Attitudes towards business and the housing market

Everyone seems to be fixated on resolving the housing market through direct intervention. However, it is increasingly apparent that people are forgetting the symbiotic economic system that housing belongs. Even local attitudes towards business may affect local housing markets.

First let’s consider housing data reported for October 2011 by Real Estate Business Intelligence, LLC and Metropolitan Regional Information Systems (MRIS), which indicates that sold prices for homes in Montgomery County decreased 3.2% compared to September 2011 and decreased 6.5% compared to October 2010 (the same time last year). And although sold prices for homes in Loudon and Fairfax counties decreased from October 2011 compared to the previous month, the median sold price for these two Virginia counties increased compared to October 2010 (an increase of 2.5% and 2.3% respectively).

Maybe Donald Trump knows something we don’t; the high profile real estate investor purchased a Loudon County golf course in 2009, and more recently a Charlottesville winery.

Next consider that some high profile companies have been making their preferences clear, as they choose Virginia over Maryland.

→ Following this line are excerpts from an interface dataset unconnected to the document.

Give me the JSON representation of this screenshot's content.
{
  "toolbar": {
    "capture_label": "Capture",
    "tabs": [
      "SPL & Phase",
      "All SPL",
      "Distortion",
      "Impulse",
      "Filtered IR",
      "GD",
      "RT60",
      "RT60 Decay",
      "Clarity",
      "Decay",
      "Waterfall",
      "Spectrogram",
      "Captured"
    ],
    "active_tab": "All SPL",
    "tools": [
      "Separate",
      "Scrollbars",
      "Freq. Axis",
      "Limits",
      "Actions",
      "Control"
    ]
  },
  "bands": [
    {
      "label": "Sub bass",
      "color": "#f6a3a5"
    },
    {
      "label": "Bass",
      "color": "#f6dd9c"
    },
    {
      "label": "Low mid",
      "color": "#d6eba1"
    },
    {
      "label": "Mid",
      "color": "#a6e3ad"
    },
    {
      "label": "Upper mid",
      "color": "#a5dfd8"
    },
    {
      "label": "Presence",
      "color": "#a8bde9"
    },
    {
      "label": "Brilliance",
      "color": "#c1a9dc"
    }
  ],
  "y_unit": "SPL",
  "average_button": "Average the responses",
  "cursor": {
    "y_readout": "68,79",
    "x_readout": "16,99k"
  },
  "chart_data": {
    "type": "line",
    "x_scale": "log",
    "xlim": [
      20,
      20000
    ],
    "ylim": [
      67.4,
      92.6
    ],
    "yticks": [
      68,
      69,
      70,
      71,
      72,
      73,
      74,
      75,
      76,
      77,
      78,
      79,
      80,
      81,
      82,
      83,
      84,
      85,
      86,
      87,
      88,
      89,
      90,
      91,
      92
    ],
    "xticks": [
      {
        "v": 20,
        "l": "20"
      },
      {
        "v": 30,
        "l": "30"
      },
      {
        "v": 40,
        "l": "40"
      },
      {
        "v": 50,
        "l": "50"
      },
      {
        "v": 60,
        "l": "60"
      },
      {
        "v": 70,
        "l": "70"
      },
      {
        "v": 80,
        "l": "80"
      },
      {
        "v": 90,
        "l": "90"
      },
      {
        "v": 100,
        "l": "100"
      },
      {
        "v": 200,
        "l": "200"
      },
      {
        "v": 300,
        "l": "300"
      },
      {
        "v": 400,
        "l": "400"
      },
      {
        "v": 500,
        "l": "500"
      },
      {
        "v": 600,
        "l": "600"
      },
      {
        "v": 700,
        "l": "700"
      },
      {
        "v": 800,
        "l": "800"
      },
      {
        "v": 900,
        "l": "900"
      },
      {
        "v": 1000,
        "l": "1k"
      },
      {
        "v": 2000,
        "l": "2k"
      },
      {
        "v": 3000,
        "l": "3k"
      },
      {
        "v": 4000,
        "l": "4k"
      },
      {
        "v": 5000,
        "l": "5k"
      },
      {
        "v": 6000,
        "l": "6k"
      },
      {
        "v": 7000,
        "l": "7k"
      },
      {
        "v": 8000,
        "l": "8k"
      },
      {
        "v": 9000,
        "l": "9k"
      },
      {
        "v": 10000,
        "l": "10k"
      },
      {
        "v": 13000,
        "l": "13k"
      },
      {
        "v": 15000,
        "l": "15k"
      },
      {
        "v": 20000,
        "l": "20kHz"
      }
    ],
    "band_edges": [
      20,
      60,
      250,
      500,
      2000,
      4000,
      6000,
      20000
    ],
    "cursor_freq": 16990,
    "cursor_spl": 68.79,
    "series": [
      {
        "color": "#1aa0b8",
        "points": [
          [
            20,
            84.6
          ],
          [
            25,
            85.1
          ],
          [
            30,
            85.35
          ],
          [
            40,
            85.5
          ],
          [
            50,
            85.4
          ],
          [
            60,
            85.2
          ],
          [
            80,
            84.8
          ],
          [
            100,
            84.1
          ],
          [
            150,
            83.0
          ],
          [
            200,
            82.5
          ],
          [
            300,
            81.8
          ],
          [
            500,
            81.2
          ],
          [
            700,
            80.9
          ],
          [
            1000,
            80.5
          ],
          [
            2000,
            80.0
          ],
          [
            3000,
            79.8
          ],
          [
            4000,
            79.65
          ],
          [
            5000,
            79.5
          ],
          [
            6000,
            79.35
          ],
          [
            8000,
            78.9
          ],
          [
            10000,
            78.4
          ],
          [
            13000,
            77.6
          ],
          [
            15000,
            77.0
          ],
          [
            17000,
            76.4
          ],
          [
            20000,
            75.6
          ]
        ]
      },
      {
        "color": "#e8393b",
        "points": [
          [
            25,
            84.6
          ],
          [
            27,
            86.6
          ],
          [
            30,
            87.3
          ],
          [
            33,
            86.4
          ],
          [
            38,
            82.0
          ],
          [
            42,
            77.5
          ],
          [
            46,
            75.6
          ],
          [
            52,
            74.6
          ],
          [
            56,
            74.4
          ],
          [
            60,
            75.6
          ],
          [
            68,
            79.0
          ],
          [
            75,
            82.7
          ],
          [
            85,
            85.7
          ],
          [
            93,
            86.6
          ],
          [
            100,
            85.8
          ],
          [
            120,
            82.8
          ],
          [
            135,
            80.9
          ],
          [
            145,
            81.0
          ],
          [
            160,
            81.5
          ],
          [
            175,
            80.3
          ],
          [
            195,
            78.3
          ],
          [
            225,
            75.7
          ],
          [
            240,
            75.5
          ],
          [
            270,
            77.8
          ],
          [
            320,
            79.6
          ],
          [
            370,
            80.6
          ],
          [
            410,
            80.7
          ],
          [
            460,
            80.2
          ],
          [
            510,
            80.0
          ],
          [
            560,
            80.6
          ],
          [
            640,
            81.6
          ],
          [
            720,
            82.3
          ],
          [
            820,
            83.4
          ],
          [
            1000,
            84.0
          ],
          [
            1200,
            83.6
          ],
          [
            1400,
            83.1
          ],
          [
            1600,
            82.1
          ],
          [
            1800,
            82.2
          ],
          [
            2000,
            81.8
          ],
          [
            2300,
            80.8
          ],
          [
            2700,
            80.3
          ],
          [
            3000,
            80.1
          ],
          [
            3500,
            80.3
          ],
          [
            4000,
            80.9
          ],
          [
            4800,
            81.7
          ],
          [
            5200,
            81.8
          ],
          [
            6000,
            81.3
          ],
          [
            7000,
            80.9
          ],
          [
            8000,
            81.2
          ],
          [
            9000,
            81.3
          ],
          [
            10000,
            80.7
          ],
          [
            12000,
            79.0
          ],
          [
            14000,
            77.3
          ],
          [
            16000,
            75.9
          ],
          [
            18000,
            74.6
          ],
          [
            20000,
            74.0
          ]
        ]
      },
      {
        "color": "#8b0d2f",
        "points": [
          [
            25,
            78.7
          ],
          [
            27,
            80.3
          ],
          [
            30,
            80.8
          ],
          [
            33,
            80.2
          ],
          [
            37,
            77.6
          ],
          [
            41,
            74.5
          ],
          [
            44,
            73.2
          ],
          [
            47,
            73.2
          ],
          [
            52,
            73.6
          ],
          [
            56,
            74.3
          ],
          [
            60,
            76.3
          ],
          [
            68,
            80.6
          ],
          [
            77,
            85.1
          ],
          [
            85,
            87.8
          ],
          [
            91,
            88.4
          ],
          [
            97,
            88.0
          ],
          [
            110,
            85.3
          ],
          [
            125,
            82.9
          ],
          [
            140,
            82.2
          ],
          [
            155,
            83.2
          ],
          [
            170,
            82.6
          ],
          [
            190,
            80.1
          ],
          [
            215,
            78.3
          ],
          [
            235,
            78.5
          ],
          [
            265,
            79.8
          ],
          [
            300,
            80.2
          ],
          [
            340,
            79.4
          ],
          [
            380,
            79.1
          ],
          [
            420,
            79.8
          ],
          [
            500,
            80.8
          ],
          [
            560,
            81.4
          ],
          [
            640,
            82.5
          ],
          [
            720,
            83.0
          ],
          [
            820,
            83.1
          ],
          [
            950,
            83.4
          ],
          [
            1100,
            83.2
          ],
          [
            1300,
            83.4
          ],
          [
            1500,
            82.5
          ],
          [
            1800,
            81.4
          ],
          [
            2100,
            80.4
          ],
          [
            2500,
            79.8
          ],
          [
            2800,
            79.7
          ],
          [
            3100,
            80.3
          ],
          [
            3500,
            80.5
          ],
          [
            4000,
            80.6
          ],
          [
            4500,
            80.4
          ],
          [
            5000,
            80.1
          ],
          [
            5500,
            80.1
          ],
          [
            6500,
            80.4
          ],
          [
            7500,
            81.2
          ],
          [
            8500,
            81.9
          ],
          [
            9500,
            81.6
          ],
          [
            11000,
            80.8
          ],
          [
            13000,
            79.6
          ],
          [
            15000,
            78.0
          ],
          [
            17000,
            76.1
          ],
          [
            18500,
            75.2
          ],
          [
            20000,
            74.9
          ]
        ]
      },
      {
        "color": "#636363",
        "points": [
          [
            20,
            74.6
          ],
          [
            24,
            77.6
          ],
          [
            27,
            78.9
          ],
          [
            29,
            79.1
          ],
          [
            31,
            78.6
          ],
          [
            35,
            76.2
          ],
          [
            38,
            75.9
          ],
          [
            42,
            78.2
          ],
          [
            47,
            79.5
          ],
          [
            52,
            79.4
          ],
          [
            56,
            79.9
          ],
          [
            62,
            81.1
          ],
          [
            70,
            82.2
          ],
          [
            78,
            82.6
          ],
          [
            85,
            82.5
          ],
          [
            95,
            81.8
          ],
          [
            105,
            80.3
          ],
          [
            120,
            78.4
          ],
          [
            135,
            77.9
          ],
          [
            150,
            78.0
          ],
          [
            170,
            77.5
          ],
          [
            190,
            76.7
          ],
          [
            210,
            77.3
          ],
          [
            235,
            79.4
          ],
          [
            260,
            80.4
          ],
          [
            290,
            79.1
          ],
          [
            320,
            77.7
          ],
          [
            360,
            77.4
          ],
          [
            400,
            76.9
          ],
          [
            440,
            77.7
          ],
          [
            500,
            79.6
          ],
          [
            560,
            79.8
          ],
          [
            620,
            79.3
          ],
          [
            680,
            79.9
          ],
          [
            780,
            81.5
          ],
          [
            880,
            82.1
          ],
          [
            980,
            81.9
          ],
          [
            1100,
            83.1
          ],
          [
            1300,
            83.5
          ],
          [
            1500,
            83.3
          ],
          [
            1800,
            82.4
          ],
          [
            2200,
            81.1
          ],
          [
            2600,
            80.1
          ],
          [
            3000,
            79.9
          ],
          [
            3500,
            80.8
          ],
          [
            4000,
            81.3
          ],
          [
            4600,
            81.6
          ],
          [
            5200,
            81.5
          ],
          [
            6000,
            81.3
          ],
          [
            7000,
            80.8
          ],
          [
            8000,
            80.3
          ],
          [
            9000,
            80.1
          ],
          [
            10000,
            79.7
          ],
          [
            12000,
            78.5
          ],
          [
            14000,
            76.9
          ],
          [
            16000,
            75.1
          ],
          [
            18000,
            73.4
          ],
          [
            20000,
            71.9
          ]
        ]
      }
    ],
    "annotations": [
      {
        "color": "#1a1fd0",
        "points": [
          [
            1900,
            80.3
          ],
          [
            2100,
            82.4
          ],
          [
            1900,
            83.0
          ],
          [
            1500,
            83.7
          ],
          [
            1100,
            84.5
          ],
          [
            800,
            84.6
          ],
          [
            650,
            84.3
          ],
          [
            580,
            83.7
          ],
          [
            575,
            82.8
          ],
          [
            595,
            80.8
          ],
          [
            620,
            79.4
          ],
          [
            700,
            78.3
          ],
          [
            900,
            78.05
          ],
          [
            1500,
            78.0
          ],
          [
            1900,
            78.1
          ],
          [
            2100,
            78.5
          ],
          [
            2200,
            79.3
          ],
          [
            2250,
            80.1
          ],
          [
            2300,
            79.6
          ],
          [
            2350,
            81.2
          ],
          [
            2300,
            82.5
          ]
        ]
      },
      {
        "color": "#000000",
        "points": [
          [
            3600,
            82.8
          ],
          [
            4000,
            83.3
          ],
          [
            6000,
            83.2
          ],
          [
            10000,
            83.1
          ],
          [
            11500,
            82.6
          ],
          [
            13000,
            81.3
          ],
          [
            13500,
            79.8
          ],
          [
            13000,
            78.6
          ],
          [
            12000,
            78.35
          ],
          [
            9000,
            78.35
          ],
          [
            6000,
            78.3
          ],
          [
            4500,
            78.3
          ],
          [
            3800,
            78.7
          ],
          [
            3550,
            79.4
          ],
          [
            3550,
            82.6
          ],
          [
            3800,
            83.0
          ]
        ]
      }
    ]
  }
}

Anita Kumar reported in her October 27th Washington Post blog (McDonnell, pursuing Lockheed Martin, says Maryland is less friendly to business) that Maryland has lost two defense contractors to Virginia. And recently, Virginia is trying to persuade Lockheed Martin (one of Montgomery County’s largest employers) to move there too; this courtship became widely publicized after a brouhaha erupted when the Montgomery County Council considered passing a resolution asking Congress to cut defense spending in favor of social spending. Additionally, Steve Contorno of the Washington Examiner reported just last week (McDonnell woos Bechtel Corp. away from Maryland; 11/17/2011) that the “International construction and engineering giant Bechtel Corporation” will move its global operations headquarters from Frederick to Reston.

Another consideration is the demographic change in Montgomery County, which may be one of the main reasons for big-box retailer Wal-Mart wanting to expand within the county. Reported by Carol Morello and Ted Mellnik of the Washington Post (Incomes fall in Montgomery and Fairfax counties; September 22, 2011), the once considered “posh” county now has a lower median income than Prince William County, VA, which is home to Potomac Mills Outlet Mall.

As the housing solution continues to elude many, along comes the National Association of Realtors ( publicizing a “2011 Five Point Housing Solutions Plan.” The plan is a result of a policy meeting (New Solutions for America’s Housing Crisis ) conducted by the Progressive Policy Institute ( and Economic Policies for the 21st Century (

Looking more like a “five point housing suggestion,” NAR’s plan offers these recommendations: 1) Not to weaken housing any further; 2) Support communities by reducing foreclosures; 3) Open mortgage markets to “foster new demand among responsible homebuyers”; 4) Support for a secondary mortgage market with government participation; and 5) A call for a national housing summit to “articulate a new housing policy.”

Much like a doctor’s patient seeking pain relief caused by a systemic problem, housing relief through direct intervention may only be temporary. Although some have found the solution to a faltering housing market and other economic ailments tied to jobs, others continue to be confounded by the issue.

This article is not intended to provide nor should it be relied upon for legal and financial advice. Using this article without permission is a violation of copyright laws.

by Dan Krell. Copyright © 2011